Through an analysis of historical and contemporary literature, Visions of Womanhood in Contemporary African Literature argues that African women were not relegated to the background in African society until after colonization. Blessing Diala-Ogamba analyzes the history of women’s roles in African society through oral stories and biographies to show how colonialization worked to oppress women in Africa and explores the ways contemporary African literature confronts and works to overcome its colonial past. Using works by authors such as Akachi Adimora Ezeigbo, Lilian Masitera, Nawal El Sadaawi, Lauretta Ncgobo, Sembene Ousmane, and many others, Diala-Ogamba reveals the consistent progression of women and their roles in African novels and society.
Blessing Diala-Ogamba, is professor of English at Coppin State University.
Section 1: Women's Identity and Self-Awareness
Chapter 1: Oral Traditions in African Novels: An Analysis of Akachi Adimora Ezeigbo’s The Last of the Strong Ones and Sunny Udoh’s Martial Bliss

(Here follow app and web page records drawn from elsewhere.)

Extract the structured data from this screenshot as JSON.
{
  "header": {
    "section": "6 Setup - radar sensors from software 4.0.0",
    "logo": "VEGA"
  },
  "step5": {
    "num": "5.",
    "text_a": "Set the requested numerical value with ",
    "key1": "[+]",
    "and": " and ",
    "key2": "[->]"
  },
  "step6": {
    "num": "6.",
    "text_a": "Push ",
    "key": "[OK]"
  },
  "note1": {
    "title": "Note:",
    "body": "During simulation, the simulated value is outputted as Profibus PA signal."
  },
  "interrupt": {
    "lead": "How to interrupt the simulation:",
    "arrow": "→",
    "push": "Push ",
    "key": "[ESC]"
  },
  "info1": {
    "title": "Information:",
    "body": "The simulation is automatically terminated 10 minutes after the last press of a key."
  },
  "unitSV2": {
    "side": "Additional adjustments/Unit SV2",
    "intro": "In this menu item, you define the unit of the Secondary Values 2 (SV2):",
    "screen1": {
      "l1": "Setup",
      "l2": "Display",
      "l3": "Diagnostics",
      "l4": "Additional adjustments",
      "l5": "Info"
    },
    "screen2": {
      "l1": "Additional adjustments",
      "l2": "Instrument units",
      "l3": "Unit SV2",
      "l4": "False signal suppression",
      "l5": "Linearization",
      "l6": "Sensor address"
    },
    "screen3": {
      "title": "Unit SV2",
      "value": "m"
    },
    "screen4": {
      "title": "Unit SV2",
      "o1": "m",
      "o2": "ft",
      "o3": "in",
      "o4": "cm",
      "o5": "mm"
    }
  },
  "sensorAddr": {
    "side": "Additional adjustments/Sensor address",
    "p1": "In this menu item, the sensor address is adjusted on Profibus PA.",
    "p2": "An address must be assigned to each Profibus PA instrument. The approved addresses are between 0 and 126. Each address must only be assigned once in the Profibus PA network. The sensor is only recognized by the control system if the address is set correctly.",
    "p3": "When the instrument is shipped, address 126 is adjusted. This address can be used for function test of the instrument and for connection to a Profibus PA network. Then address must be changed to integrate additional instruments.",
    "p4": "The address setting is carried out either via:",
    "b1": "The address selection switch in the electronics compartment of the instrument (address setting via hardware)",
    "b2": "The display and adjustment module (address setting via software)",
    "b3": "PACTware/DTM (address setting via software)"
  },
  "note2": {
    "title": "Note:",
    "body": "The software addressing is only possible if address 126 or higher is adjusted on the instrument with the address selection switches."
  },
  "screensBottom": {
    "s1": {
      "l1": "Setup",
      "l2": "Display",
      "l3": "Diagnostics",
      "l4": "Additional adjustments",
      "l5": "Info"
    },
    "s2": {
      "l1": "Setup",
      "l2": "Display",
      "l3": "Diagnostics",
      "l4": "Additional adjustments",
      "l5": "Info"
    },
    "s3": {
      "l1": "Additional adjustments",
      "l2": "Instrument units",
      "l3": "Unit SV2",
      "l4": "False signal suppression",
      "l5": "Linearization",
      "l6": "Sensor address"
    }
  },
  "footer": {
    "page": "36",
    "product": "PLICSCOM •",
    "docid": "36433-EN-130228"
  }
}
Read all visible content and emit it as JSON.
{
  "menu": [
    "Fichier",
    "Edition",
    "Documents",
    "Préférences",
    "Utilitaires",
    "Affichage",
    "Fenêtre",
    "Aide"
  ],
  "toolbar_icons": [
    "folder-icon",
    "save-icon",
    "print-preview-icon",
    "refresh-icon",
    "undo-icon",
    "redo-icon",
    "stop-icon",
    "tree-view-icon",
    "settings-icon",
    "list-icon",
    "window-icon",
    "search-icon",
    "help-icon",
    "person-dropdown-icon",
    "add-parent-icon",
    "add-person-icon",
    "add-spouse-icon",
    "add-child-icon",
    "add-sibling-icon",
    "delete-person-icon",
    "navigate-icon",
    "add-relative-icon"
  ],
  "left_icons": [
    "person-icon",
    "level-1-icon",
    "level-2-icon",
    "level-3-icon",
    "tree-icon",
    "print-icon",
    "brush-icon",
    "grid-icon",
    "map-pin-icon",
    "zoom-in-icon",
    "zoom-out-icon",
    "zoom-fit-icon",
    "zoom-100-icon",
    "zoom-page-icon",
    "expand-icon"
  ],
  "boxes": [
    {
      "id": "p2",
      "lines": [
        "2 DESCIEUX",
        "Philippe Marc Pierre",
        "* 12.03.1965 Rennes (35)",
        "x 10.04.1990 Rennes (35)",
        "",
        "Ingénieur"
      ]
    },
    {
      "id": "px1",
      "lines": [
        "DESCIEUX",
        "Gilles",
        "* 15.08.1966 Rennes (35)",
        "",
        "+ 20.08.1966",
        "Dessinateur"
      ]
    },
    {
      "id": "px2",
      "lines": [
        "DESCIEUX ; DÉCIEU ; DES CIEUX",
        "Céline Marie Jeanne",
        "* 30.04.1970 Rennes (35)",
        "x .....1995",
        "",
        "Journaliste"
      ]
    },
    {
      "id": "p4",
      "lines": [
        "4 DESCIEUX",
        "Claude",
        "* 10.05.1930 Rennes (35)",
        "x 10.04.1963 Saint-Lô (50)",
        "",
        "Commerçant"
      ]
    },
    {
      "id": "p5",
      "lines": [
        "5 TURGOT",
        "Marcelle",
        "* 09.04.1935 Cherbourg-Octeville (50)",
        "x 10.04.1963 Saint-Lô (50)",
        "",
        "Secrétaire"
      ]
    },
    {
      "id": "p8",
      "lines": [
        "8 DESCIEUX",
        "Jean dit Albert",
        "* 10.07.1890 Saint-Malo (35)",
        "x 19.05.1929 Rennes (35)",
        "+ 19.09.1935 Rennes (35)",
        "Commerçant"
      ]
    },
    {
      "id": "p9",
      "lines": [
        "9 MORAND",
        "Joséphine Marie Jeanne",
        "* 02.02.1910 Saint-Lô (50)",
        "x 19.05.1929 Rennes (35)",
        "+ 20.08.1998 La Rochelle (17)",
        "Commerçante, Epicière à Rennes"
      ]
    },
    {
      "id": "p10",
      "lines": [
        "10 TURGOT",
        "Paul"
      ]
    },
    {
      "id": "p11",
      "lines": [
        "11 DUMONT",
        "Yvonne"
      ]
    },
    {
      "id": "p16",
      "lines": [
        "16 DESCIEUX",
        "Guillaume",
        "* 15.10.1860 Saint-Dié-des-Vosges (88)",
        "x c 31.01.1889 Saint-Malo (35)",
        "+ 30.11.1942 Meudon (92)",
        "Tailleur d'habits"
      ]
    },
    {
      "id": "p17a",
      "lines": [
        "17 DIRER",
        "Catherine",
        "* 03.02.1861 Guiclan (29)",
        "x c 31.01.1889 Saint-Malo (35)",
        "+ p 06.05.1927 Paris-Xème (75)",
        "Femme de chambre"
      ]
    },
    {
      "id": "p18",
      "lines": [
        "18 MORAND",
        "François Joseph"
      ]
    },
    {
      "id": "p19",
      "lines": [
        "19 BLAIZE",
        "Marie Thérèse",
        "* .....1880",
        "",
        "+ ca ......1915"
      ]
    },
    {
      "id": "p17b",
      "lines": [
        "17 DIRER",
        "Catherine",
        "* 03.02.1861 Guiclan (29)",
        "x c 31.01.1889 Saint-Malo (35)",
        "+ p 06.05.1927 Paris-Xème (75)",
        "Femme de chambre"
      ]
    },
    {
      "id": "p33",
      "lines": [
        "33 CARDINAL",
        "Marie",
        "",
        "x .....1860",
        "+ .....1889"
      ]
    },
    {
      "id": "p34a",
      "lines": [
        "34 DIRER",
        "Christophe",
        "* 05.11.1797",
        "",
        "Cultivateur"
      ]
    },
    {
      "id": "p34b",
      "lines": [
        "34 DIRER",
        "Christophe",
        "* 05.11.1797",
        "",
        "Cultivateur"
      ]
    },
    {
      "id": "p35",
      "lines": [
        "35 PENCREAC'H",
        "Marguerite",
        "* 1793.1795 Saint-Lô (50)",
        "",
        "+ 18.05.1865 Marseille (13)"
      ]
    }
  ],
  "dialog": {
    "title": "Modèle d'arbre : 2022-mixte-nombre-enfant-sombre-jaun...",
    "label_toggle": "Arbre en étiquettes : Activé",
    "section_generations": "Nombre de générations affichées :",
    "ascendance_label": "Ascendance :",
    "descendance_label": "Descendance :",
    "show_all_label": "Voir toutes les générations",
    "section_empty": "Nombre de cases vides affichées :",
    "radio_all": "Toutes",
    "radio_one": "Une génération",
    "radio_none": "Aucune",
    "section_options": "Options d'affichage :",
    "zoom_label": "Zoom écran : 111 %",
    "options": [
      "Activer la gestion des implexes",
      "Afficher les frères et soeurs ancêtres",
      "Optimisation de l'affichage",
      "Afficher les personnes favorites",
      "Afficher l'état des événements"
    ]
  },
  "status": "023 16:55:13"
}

Chapter 2: Technique and Form in Lilian Masitera’s The Trail
Chapter 3: Social Change and Women’s Struggle in Zukiswa Wanner’s The Madam
Section 2: Patriarchal Abuse and Liberation
Chapter 4: Hypocrisy and Abuse of Power in Nawal El Sadaawi’s God Dies By The Nile and The Fall of The Imam
Chapter 5: From Oppression to Rebelliousness: Women in Tayeb Salih's Season of Migration to North and Buchi Emecheta's Kehinde
Section 3: Exploitation, Women's Struggle, and Resistance
Chapter 6: Race, Colonialism, and Resistance: The Women Left Behind in Lauretta Ncgobo's and They Didn't Die
Chapter 7: The Formidable Emancipator in Meja Mwangi’s Crossroads: The Last Plague
Chapter 8: Behind the Veil: The Unyielding Protagonist in Nuruddin Farah’s Knots
Section 4: Gender and Liberation in Patriarchal Society
Chapter 9: Perception of Womanhood in Flora Nwapa’s Novels
Chapter 10: Resistance and Activism in Sembene Ousmane's God's Bits of Wood
Chapter 11: Gender, Ethnicity, and Sexuality in Nigerian Movies
An innovative and compelling interpretation of the growing representation of women in literary texts and movies produced by African female and male genders. Refreshingly authentic and theoretically well-grounded, Visions of Womanhood embodies the accentuation of the African woman from patriarchal victimhood to female agency, individuality, vibrancy, assertiveness, and self-worth through education, socialization, consciousness-raising, and diligence. This expansive and invaluable contribution to the growing trends in African literature, gender studies, and film studies is highly recommended.
Blessing Diala-Ogamba’s Visions of Womanhood in Contemporary African Literature is a consequential study of African women writers and their stirring portraits of female identity on the continent. The book examines specific creative works and films in which these writers seek to resist and confront perennial forms of colonial and patriarchal repressions of women. Visions of Womanhood in Contemporary African Literature is essential reading for readers with interests in African literature and gender studies.
Visions of Womanhood in Contemporary African Literature is an insightful study that reveals the portraiture of women’s struggle and progress. The women portrayed in the literary texts and films used here, move away from the state of marginalization and voicelessness to a state of socio-political and economic independence through their awareness, bonding, and intellectual activism. The book will benefit scholars in gender and multicultural studies.